Work to complete
Set down each entry as it stands. Skip the pictures.

Supplied entries
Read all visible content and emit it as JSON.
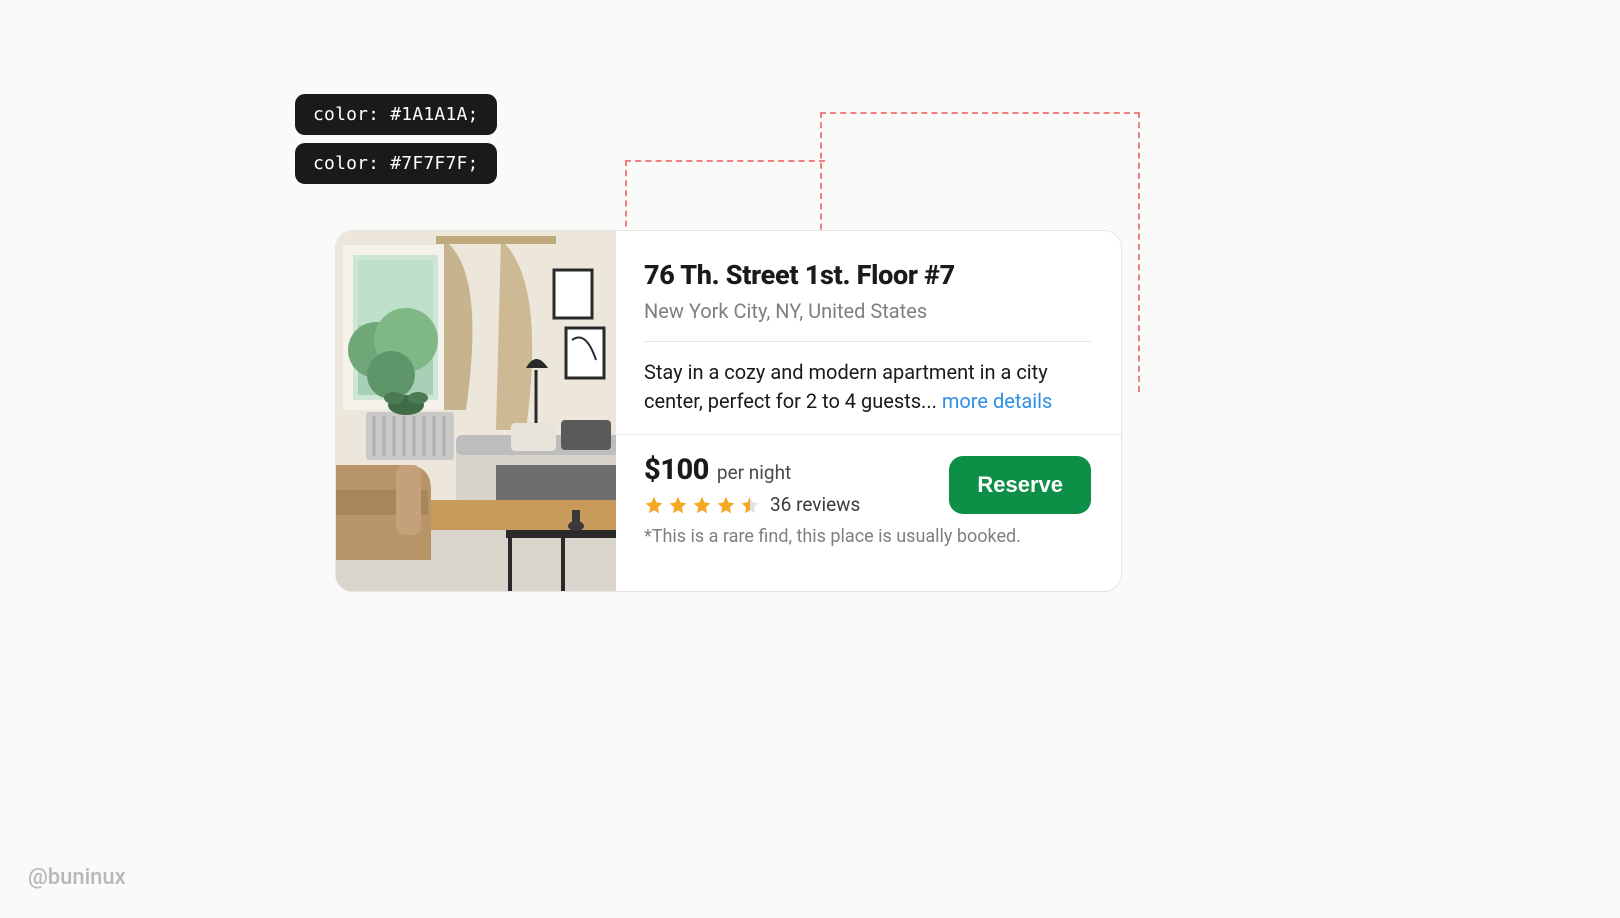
{
  "annotations": {
    "color_label_1": "color: #1A1A1A;",
    "color_label_2": "color: #7F7F7F;"
  },
  "listing": {
    "title": "76 Th. Street 1st. Floor #7",
    "location": "New York City, NY, United States",
    "description": "Stay in a cozy and modern apartment in a city center, perfect for 2 to 4 guests... ",
    "more_link": "more details",
    "price": "$100",
    "per_night": "per night",
    "reviews_text": "36 reviews",
    "rating_stars": 4.5,
    "reserve_label": "Reserve",
    "rare_find": "*This is a rare find, this place is usually booked."
  },
  "handle": "@buninux",
  "colors": {
    "text_primary": "#1A1A1A",
    "text_secondary": "#7F7F7F",
    "link": "#2F8FE6",
    "accent": "#0E8F47",
    "star": "#F5A623",
    "guide": "#F08080"
  }
}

Task output
Read all visible content and emit it as JSON.
{
  "annotations": {
    "color_label_1": "color: #1A1A1A;",
    "color_label_2": "color: #7F7F7F;"
  },
  "listing": {
    "title": "76 Th. Street 1st. Floor #7",
    "location": "New York City, NY, United States",
    "description": "Stay in a cozy and modern apartment in a city center, perfect for 2 to 4 guests... ",
    "more_link": "more details",
    "price": "$100",
    "per_night": "per night",
    "reviews_text": "36 reviews",
    "rating_stars": 4.5,
    "reserve_label": "Reserve",
    "rare_find": "*This is a rare find, this place is usually booked."
  },
  "handle": "@buninux",
  "colors": {
    "text_primary": "#1A1A1A",
    "text_secondary": "#7F7F7F",
    "link": "#2F8FE6",
    "accent": "#0E8F47",
    "star": "#F5A623",
    "guide": "#F08080"
  }
}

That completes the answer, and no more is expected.